Secondhand Snoring: The Toll Snoring Takes on Relationships
Sleep should make you feel refreshed and rested, not groggy and craving more sleep. However, if you're one of the many people who snores -- or who has a snoring bed partner -- then sleep may not be making you feel as good as it should. The causes of snoring are sometimes temporary, but in many cases, they're long term. And, if left untreated, even the non-snorer, the one with a snoring bed partner, can wind up experiencing lasting and unfortunate effects. Here’s a look at some of the ways that snoring can take a toll on relationships.
Increased Mental and Emotional Stress

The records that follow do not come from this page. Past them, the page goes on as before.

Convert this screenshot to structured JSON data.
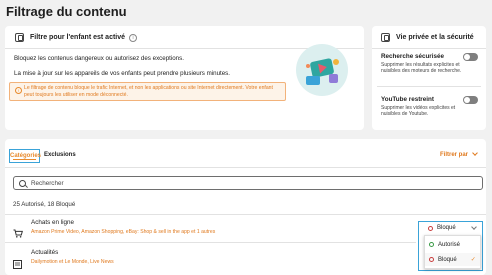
{
  "page": {
    "title": "Filtrage du contenu"
  },
  "child_filter": {
    "title": "Filtre pour l'enfant est activé",
    "line1": "Bloquez les contenus dangereux ou autorisez des exceptions.",
    "line2": "La mise à jour sur les appareils de vos enfants peut prendre plusieurs minutes.",
    "notice": "Le filtrage de contenu bloque le trafic Internet, et non les applications ou site Internet directement. Votre enfant peut toujours les utiliser en mode déconnecté."
  },
  "privacy": {
    "title": "Vie privée et la sécurité",
    "items": [
      {
        "title": "Recherche sécurisée",
        "desc": "Supprimer les résultats explicites et nuisibles des moteurs de recherche."
      },
      {
        "title": "YouTube restreint",
        "desc": "Supprimer les vidéos explicites et nuisibles de Youtube."
      }
    ]
  },
  "tabs": {
    "categories": "Catégories",
    "exclusions": "Exclusions",
    "filter_by": "Filtrer par"
  },
  "search": {
    "placeholder": "Rechercher"
  },
  "summary": {
    "count": "25 Autorisé, 18 Bloqué"
  },
  "categories": [
    {
      "title": "Achats en ligne",
      "sites": "Amazon Prime Video, Amazon Shopping, eBay: Shop & sell in the app et 1 autres",
      "status": "Bloqué"
    },
    {
      "title": "Actualités",
      "sites": "Dailymotion et Le Monde, Live News"
    }
  ],
  "status_options": [
    {
      "label": "Autorisé",
      "color": "#3a9a46"
    },
    {
      "label": "Bloqué",
      "color": "#c83c3c",
      "check": "✓"
    }
  ],
  "colors": {
    "accent": "#e88a2d",
    "focus": "#3aa3d8",
    "blocked": "#c83c3c",
    "allowed": "#3a9a46"
  }
}
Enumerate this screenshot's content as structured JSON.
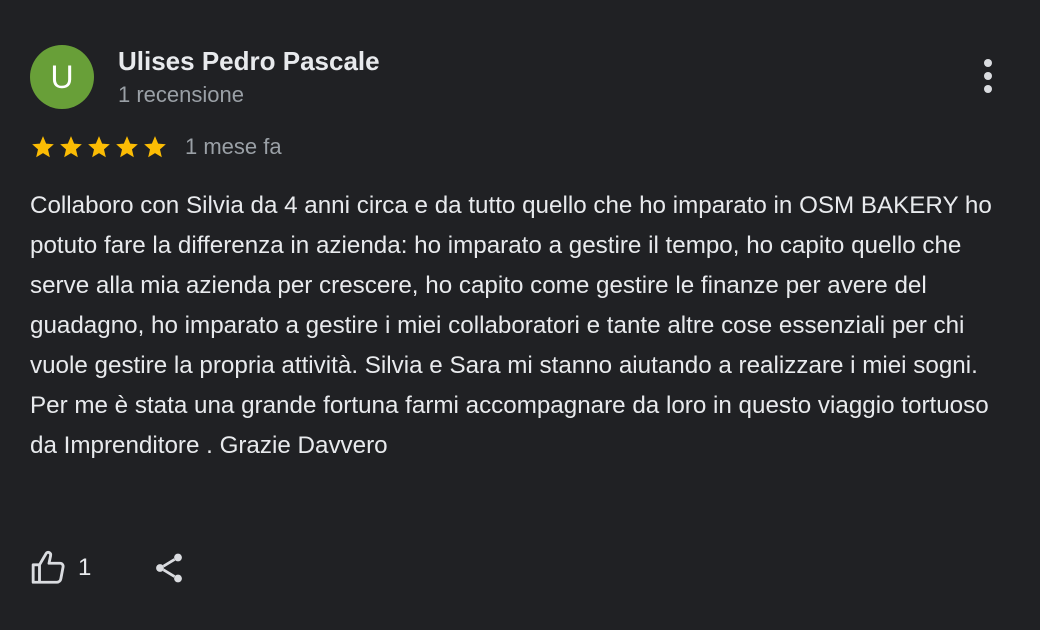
{
  "review": {
    "author": {
      "initial": "U",
      "name": "Ulises Pedro Pascale",
      "meta": "1 recensione",
      "avatar_color": "#689f38"
    },
    "rating": 5,
    "max_rating": 5,
    "star_color": "#fbbc04",
    "date": "1 mese fa",
    "text": "Collaboro con Silvia da 4 anni circa e da tutto quello che ho imparato in OSM BAKERY ho potuto fare la differenza in azienda: ho imparato a gestire il tempo, ho capito quello che serve alla mia azienda per crescere, ho capito come gestire le finanze per avere del guadagno, ho imparato a gestire i miei collaboratori e tante altre cose essenziali per chi vuole gestire la propria attività. Silvia e Sara mi stanno aiutando a realizzare i miei sogni. Per me è stata una grande fortuna farmi accompagnare da loro in questo viaggio tortuoso da Imprenditore . Grazie Davvero",
    "likes": "1",
    "icons": {
      "more": "more-vert-icon",
      "like": "thumb-up-icon",
      "share": "share-icon",
      "star": "star-icon"
    }
  }
}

Sleep's effect on your ability to handle stress and stay calm is becoming more and more recognized. If you don't get enough sleep for days or weeks on end, you can become snappish and less understanding of problems. Now turn that into two partners suffering from sleep deprivation, and the result will likely include more arguing and more rash decision making. The increased potential for fights can lead to more strain on relationships at best, if not an actual break-up or divorce.

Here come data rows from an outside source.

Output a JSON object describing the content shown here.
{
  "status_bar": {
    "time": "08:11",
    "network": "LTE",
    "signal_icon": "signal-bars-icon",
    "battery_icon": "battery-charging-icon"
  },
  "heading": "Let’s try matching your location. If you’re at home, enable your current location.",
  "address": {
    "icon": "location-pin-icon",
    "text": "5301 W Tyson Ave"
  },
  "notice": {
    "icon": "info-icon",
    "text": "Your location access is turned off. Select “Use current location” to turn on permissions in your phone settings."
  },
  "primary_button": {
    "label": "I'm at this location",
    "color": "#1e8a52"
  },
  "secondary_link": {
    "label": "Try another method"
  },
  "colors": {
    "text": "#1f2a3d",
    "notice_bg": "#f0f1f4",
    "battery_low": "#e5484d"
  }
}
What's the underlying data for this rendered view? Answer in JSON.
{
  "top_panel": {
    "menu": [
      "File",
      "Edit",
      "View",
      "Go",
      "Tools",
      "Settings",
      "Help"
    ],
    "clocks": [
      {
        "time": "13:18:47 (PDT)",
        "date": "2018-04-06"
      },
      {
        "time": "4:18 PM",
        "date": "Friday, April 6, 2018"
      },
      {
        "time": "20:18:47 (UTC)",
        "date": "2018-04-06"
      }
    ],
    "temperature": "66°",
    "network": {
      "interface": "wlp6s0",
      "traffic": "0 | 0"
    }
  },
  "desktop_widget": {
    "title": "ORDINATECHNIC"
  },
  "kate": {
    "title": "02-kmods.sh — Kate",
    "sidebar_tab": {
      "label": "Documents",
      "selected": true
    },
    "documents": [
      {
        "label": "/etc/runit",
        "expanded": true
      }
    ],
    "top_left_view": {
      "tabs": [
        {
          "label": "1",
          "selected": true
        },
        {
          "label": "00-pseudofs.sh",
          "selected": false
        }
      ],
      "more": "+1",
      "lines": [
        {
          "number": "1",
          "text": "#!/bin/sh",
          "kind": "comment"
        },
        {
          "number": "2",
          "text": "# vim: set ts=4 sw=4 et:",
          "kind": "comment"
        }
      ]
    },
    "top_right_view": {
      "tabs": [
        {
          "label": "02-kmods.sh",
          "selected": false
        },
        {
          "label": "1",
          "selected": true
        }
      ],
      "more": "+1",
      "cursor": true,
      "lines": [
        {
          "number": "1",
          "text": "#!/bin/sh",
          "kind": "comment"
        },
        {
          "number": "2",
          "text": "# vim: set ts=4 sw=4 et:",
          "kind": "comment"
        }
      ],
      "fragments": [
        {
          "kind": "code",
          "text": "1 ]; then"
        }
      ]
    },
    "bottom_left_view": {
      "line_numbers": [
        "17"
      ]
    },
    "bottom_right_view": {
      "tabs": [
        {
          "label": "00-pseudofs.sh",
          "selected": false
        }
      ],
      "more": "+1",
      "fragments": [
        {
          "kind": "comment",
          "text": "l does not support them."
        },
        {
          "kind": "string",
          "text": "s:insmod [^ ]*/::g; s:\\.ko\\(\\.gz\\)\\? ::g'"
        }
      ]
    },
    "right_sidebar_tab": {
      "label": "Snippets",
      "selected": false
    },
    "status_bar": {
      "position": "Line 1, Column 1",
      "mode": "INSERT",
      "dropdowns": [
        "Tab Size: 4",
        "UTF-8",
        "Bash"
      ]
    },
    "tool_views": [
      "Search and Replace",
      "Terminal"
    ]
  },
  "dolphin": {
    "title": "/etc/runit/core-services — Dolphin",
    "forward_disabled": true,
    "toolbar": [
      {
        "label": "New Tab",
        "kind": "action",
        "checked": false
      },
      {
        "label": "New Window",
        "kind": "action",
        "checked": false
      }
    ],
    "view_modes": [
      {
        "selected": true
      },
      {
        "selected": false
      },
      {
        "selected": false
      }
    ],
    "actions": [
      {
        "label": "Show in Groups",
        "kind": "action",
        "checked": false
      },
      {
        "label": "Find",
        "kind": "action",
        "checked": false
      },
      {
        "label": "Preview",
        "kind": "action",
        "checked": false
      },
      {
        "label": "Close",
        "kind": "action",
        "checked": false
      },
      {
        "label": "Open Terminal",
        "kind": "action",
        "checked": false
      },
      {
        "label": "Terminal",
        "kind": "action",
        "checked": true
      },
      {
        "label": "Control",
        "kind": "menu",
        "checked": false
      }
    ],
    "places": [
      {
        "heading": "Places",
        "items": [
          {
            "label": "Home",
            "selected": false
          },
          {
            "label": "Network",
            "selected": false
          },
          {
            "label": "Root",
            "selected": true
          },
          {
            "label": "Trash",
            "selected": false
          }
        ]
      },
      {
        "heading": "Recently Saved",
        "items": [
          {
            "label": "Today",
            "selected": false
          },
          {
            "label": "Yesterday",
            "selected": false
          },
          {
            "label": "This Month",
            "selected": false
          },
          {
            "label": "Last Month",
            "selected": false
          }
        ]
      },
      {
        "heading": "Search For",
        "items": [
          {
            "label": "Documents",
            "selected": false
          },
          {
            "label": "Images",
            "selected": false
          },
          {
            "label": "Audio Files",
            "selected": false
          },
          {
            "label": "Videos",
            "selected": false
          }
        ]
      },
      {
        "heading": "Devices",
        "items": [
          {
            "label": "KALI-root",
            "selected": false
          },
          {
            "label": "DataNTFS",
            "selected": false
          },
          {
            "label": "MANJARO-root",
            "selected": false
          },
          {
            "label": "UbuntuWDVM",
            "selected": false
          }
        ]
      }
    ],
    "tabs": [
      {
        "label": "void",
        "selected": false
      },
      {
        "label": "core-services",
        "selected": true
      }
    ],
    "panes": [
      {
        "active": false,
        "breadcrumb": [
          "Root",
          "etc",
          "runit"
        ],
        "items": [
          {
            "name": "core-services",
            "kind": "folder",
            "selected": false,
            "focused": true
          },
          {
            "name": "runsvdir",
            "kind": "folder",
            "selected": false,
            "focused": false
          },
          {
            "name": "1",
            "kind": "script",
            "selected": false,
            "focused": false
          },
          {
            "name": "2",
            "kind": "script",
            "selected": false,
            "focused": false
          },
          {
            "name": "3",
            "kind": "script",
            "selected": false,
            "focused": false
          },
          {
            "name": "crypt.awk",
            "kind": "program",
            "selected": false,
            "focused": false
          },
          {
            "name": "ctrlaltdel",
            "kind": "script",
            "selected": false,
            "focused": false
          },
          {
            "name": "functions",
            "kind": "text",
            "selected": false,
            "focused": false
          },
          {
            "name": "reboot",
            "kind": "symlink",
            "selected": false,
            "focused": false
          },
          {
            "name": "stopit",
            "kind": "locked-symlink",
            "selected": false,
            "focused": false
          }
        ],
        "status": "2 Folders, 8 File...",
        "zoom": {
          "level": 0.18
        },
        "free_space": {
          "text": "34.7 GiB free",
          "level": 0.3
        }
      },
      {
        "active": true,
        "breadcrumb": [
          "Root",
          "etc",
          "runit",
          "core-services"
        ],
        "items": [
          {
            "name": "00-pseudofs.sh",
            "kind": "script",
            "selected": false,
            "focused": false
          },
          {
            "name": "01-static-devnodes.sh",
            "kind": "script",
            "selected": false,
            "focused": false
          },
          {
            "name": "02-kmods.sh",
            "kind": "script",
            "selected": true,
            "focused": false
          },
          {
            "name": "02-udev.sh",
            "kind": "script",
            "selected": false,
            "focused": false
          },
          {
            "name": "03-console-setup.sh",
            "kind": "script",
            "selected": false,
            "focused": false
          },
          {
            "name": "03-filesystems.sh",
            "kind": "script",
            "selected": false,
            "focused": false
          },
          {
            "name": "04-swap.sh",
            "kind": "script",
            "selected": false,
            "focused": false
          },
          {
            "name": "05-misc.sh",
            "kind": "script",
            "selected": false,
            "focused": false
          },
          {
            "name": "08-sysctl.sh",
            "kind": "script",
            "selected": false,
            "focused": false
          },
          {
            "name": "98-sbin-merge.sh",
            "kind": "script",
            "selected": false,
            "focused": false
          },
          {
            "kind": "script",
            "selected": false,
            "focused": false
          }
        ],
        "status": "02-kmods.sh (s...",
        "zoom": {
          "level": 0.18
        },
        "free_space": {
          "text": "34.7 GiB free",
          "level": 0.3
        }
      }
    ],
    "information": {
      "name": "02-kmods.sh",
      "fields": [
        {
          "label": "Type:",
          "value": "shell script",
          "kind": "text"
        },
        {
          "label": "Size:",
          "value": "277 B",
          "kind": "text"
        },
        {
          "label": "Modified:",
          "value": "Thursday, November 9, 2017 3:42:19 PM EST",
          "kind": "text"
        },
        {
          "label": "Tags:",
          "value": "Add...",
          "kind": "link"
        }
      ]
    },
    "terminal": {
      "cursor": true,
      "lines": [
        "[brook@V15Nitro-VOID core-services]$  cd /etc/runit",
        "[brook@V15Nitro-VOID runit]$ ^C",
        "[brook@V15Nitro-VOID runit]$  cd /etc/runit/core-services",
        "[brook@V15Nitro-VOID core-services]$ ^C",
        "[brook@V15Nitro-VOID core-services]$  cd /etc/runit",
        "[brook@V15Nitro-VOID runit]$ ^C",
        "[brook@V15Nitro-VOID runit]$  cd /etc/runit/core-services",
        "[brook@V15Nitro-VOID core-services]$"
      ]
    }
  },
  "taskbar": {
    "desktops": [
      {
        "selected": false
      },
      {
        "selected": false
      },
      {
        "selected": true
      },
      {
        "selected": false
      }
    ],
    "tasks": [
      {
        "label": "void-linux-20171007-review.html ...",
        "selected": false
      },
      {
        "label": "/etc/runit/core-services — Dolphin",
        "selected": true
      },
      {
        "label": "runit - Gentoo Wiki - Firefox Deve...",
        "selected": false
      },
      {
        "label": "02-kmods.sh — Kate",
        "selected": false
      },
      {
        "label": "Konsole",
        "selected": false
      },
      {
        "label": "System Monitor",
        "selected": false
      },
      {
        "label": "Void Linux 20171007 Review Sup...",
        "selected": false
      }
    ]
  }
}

More than a quarter of Americans recently confessed that a snoring bed partner makes them annoyed or angry, with one in five saying a snoring partner could drive them out of bed. – via Sleep Review
Separate Sleeping Arrangements
Couples sometimes try to solve the snoring problem by sleeping in separate rooms. This can be a temporary or permanent solution, and some couples find it works well. Yet for others, a subtle resentment in each partner may develop. A partner who is kicked out into another room because he or she snores might feel exiled; a partner who voluntarily leaves for another room might feel put upon. The person remaining in the bedroom -- regardless of whether he or she is the one who snores -- could subconsciously feel abandoned, even if the sleeping arrangement was mutually agreed upon. Of course, all that just leads to more stress on the relationship.
Increased Risk of Injury or Death
Couples who try to tough it out can still find themselves at a dangerous disadvantage. A lack of sleep due to snoring leads to daytime fatigue -- a grave concern if you have to drive or perform crucial tasks like construction work or medical procedures. The legal and physical implications of trying to drive while drowsy or function around heavy machinery while half asleep can end even the strongest relationships. Simply put, drowsiness can lead to injury or death for you or others around you.
Proper Diagnosis and Treatment
Whether you snore or you have a snoring bed partner, you need to see a doctor immediately to diagnose why you are snoring. A common cause is sleep apnea, but you could also have an underlying infection contributing to the problem. Proper diagnosis will lead to proper treatment.
Several Treatment Options for Sleep Apnea
If you are diagnosed with sleep apnea, you have several options. The continuous positive airway pressure machine, or CPAP, is the initial treatment; scores of people do well with this therapy, but it can take time to find the right style of mask and the right placement for the machine, which does produce noise. Unfortunately, CPAP may work for the snorer, but the machine's motor may interfere with the non-snorer's sleep.
Another treatment is an oral appliance that the snorer wears while sleeping. With sleep apnea, your airway can be obstructed for a number of reasons. Air can still sometimes be forced through, resulting in the snoring sound. The appliance holds the jaw in a certain position that helps prevent airway collapse.
If CPAP or oral appliances aren't working, it's time to look at more permanent options. An example is Pillar Procedure, a minimally invasive procedure that stiffens the soft palate through the insertion of tiny implants. These implants support the tissue in the soft palate and reduce the vibrations causing snoring.
Another option is radio frequency ablation of the tongue base. As the name suggests, the tissue at the base of the tongue is reduced so that there is less tissue that can collapse and block your airway while asleep.
Additional surgical options are available. However, because they are surgical, you must be evaluated by a qualified doctor first to determine whether you are a candidate for treatment.
If you or a loved one suffers from snoring -- don't wait to see how the snoring plays out. Take the first step to sleeping better and living better by scheduling a consultation with an eos sleep doctor.